Prompt
Scan the data below and state the number of lines that include the word "IKHP", adding no comment.
☆ ☆ ☆ ☆
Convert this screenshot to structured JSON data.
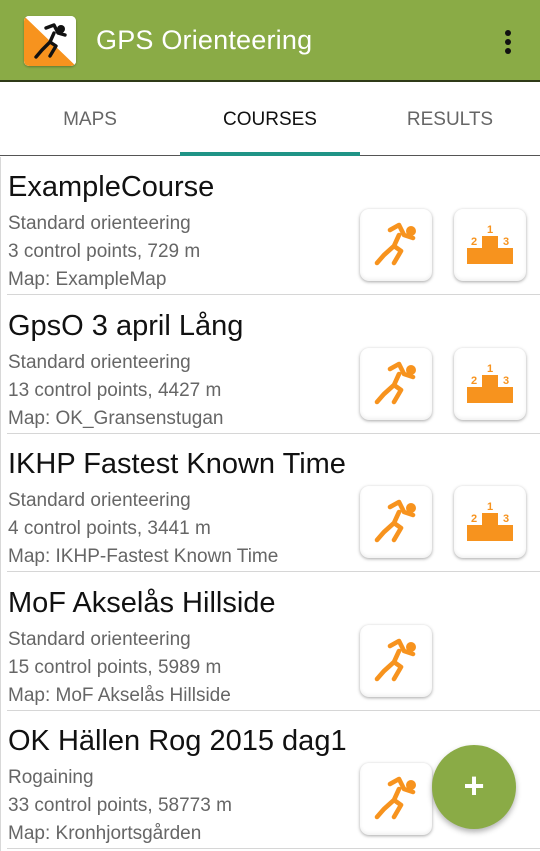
{
  "appbar": {
    "title": "GPS Orienteering",
    "logo_icon": "orienteering-runner-logo",
    "overflow_icon": "more-vert-icon",
    "color": "#8aab46"
  },
  "tabs": [
    {
      "label": "MAPS",
      "active": false
    },
    {
      "label": "COURSES",
      "active": true
    },
    {
      "label": "RESULTS",
      "active": false
    }
  ],
  "tab_indicator_color": "#1f9486",
  "courses": [
    {
      "title": "ExampleCourse",
      "type": "Standard orienteering",
      "details": "3 control points, 729 m",
      "map": "Map: ExampleMap",
      "has_results": true
    },
    {
      "title": "GpsO 3 april Lång",
      "type": "Standard orienteering",
      "details": "13 control points, 4427 m",
      "map": "Map: OK_Gransenstugan",
      "has_results": true
    },
    {
      "title": "IKHP Fastest Known Time",
      "type": "Standard orienteering",
      "details": "4 control points, 3441 m",
      "map": "Map: IKHP-Fastest Known Time",
      "has_results": true
    },
    {
      "title": "MoF Akselås Hillside",
      "type": "Standard orienteering",
      "details": "15 control points, 5989 m",
      "map": "Map: MoF Akselås Hillside",
      "has_results": false
    },
    {
      "title": "OK Hällen Rog 2015 dag1",
      "type": "Rogaining",
      "details": "33 control points, 58773 m",
      "map": "Map: Kronhjortsgården",
      "has_results": false
    }
  ],
  "icons": {
    "run": "runner-icon",
    "results": "podium-icon",
    "podium_labels": [
      "1",
      "2",
      "3"
    ]
  },
  "accent_orange": "#f7931e",
  "fab": {
    "label": "+",
    "icon": "add-icon"
  }
}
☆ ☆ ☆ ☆
Answer to this task
2